High deer fences in Sagaponack could soon be limited to bona fide crop fields. David E. Rattray

The Sagaponack Village Board will hold a public hearing on Nov. 13 on proposed deer fence regulations. The current code states that permits to install eight-foot-high deer fences are allowed only for properties in agriculture production. The proposed legislation defines agricultural production to mean a commercial enterprise. The change would allow the board to grant fence permits to bona fide farmers who want to protect cash crops, while denying permits to homeowners who want to grow fruits and vegetables. 

“We’re not trying to get into a fight with anybody, we just clarified what we need to evaluate proposals,” Mayor Donald Louchheim said on Friday.

The murkiness of the village code became apparent after a July 9 board meeting at which two people, one who owns property on Parsonage Lane, the other on Bridge Lane, applied for permits to build high fences. Parsonage Lane neighbors vehemently opposed fencing and questioned whether the property owners could legitimately claim to be farmers.

After months of adjourning hearings on the applications, the board enacted a 90-day moratorium on deer fencing in September while it worked on rewriting the code. The legislation now under consideration, Mayor Louchheim said, is largely based on the state’s Agriculture and Markets Law. “We did a very thorough job and took into consideration criticisms from neighboring property owners and the needs of legitimate farmers,” Mr. Louchheim said. “I’d like to think we touched all the bases.” 

The proposed law requires applicants to demonstrate an economic loss would occur without fencing, that other types and heights of fencing had been investigated, and that the installation would be done in a manner to protect the “visual and scenic resources of the village.” A survey showing the location of the fence and any encroachments on contiguous properties would have to be submitted. 

The law, said the mayor, was crafted to provide leeway for the creation of new farms. “One of our missions is to encourage more agricultural use of the open space that’s been preserved here.” If the law is passed, Mr. Louchheim predicted that the two applicants now before the board would receive permission to install some deer fencing, though likely not the full amount they are seeking.

If the proposed law were adopted, an application for a fence from the owner of a start-up farm would be evaluated on such criteria as the amount of capital investment in the business, the business plan, the acreage in production, the applicant’s experience and direct participation, and the property’s two-year history of crop production. One provision that would apply to both established and new farms is that any fence on agricultural land that remains fallow for two years would be subject to removal at the owner’s expense. 

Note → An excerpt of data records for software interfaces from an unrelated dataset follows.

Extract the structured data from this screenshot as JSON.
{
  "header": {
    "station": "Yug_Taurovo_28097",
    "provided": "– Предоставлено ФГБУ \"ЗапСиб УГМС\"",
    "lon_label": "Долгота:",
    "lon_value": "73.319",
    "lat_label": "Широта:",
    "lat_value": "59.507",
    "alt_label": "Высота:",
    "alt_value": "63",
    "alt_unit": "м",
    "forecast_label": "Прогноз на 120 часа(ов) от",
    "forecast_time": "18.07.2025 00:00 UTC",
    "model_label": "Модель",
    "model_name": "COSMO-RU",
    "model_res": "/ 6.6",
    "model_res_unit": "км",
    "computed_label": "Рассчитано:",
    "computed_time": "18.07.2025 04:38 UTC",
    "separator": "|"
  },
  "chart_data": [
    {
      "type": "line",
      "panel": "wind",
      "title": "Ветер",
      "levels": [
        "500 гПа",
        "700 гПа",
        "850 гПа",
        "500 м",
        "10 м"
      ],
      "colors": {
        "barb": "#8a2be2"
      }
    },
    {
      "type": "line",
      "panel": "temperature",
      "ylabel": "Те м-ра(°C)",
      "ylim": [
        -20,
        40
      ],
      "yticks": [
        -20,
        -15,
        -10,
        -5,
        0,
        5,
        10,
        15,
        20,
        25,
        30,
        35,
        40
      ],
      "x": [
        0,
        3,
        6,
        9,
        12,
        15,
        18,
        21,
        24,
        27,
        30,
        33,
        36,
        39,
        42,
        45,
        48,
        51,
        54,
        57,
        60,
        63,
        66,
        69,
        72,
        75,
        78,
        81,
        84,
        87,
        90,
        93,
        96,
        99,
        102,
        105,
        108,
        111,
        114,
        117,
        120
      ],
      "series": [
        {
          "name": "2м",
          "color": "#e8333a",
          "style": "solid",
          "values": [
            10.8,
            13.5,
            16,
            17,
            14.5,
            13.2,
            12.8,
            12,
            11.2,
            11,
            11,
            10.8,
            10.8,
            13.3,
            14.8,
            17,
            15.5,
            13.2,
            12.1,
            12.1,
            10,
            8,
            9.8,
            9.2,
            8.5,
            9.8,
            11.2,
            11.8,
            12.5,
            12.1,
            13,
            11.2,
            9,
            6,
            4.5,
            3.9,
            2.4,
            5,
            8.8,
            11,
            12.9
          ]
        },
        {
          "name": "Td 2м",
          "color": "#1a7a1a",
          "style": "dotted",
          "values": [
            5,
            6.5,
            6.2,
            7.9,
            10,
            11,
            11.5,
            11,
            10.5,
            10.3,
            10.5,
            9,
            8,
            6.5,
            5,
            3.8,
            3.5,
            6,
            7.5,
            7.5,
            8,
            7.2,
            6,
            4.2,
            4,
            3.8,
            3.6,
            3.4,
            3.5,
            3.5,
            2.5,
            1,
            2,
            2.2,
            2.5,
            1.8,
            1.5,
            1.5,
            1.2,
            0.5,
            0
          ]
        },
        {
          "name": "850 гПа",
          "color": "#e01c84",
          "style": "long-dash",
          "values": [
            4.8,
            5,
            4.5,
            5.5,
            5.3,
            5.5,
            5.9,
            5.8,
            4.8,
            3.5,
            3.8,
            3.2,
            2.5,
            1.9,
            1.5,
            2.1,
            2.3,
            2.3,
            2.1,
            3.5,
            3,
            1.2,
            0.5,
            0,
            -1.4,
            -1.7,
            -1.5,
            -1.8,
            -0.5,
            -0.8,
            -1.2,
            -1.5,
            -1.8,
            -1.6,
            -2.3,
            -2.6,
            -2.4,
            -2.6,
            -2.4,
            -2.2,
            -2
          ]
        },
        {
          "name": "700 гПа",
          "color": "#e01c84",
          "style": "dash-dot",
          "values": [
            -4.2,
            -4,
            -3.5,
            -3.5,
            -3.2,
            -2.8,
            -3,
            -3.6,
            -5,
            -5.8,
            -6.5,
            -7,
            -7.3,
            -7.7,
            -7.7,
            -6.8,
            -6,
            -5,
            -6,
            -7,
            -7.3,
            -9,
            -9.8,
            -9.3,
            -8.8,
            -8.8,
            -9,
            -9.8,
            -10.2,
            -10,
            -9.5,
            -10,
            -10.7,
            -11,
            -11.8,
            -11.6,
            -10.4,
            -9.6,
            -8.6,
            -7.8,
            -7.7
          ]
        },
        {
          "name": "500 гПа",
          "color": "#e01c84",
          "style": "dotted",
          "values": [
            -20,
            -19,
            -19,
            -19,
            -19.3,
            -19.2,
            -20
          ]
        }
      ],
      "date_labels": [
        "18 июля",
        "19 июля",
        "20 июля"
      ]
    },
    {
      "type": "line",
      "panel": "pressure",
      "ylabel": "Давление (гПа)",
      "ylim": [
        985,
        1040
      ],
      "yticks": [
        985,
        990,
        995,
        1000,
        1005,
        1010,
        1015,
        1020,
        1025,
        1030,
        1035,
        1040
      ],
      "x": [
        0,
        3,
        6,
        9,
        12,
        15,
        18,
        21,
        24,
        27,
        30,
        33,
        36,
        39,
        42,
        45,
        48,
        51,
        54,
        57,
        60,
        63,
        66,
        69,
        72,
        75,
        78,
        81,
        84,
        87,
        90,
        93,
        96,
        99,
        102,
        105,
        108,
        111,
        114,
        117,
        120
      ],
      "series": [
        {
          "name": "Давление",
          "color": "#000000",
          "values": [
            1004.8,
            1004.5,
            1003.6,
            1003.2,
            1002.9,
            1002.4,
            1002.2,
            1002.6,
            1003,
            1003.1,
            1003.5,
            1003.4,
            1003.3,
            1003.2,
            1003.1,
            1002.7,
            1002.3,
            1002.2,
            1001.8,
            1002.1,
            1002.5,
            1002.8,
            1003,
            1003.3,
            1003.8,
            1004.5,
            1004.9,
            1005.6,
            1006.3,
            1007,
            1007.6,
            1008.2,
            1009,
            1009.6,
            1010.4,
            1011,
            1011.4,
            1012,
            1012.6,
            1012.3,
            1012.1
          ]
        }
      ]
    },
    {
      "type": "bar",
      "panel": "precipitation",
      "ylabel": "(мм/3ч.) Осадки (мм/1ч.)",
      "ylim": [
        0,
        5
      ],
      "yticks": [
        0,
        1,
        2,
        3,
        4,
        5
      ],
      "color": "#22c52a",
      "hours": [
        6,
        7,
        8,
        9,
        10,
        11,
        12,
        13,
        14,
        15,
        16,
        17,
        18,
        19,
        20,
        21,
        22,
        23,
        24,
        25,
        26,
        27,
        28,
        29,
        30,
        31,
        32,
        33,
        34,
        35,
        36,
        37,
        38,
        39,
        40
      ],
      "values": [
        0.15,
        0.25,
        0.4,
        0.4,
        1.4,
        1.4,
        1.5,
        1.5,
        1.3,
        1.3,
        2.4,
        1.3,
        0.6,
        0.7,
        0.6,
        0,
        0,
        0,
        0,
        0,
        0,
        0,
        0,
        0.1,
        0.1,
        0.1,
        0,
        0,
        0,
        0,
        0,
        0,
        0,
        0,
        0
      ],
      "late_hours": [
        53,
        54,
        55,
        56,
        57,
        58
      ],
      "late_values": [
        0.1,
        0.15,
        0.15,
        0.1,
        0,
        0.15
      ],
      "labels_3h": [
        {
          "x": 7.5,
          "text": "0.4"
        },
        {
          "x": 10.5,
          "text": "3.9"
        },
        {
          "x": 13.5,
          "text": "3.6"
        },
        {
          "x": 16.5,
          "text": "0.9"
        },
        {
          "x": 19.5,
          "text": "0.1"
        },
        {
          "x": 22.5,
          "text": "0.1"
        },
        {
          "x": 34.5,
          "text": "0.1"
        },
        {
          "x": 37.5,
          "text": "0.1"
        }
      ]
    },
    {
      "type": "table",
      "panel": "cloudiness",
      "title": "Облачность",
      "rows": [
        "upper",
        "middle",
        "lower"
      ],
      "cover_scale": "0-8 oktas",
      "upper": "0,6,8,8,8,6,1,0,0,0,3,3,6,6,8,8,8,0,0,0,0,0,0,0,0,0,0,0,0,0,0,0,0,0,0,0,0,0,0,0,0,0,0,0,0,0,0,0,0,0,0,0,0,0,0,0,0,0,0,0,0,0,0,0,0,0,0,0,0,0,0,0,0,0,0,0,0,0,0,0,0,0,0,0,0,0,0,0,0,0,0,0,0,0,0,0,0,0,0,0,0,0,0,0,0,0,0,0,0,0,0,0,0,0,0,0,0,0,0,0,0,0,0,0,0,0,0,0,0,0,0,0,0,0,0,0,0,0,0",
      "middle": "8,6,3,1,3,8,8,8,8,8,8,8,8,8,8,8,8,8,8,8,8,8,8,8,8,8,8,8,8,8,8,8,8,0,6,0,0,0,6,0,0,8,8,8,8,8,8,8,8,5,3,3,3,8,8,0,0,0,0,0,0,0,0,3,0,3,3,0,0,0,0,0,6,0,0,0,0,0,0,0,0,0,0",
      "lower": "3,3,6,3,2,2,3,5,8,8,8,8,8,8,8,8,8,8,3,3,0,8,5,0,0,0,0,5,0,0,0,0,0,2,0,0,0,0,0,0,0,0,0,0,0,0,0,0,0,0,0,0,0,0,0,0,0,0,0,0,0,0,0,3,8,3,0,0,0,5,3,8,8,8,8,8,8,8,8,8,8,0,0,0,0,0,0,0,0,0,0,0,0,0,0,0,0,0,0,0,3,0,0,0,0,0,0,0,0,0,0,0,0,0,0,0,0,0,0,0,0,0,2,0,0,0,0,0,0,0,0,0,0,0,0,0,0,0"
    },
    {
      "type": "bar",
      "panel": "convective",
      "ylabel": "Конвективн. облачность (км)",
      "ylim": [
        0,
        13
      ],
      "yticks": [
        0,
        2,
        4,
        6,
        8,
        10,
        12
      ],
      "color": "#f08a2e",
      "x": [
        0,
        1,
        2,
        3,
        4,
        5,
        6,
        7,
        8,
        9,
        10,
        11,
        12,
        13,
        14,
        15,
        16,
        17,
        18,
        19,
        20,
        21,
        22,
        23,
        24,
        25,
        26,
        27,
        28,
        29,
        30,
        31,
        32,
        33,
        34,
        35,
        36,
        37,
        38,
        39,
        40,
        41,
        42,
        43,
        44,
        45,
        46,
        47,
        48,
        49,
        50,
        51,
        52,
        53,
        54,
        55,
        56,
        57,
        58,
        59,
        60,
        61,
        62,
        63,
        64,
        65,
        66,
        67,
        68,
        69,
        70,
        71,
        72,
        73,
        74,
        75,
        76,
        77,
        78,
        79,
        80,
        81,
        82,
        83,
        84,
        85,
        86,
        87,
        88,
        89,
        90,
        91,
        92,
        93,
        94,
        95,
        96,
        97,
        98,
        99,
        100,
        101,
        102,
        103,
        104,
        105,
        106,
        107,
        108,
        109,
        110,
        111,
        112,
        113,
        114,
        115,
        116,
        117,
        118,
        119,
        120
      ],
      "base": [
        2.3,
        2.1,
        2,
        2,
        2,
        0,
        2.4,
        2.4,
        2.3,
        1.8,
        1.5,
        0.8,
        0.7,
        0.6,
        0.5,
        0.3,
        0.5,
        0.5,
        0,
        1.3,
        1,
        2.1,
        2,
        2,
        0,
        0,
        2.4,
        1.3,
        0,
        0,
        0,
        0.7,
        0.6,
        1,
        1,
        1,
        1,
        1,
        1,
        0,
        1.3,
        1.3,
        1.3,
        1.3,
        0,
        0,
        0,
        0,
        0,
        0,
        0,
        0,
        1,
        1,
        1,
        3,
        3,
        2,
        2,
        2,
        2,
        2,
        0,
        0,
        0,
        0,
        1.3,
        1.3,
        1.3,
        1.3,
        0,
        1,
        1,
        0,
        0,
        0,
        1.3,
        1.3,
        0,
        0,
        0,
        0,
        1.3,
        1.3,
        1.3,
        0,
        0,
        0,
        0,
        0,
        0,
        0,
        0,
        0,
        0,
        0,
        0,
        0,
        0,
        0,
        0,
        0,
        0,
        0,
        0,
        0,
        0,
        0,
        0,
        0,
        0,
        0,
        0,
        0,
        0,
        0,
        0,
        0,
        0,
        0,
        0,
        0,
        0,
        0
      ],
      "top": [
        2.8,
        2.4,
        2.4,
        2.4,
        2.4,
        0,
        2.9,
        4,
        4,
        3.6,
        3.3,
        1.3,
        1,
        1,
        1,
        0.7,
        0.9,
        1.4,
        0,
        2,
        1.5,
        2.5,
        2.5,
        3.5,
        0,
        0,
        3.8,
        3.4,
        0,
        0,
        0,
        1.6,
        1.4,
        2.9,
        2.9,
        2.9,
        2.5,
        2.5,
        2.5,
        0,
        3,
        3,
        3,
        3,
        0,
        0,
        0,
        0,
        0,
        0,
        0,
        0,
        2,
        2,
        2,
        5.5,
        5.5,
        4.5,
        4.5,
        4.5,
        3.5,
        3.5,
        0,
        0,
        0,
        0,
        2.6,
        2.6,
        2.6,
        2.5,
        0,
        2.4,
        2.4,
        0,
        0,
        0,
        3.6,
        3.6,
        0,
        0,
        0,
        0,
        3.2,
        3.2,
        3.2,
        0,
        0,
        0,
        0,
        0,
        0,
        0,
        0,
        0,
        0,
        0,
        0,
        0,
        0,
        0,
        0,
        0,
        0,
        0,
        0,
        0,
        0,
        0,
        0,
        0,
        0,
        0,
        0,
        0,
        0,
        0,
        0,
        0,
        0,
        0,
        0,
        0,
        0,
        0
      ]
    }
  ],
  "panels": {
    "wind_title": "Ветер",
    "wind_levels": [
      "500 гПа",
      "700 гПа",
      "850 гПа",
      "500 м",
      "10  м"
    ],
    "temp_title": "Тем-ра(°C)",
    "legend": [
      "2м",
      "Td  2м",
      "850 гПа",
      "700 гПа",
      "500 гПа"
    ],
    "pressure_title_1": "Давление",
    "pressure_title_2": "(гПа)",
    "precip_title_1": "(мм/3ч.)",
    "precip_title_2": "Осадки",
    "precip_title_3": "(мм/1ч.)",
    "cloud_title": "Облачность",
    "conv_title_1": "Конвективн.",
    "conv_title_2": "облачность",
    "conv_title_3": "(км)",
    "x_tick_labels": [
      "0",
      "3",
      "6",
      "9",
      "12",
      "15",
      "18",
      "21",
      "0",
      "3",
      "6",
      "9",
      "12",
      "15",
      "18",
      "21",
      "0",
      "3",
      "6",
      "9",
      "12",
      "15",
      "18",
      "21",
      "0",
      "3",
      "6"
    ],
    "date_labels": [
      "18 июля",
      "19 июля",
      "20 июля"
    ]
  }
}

At the public hearing, the mayor expects to hear a wide range of views. “We have extremists on both ends. People who want no deer fencing, and people who think, ‘It’s my property and I can do whatever I goddamn please.’ ”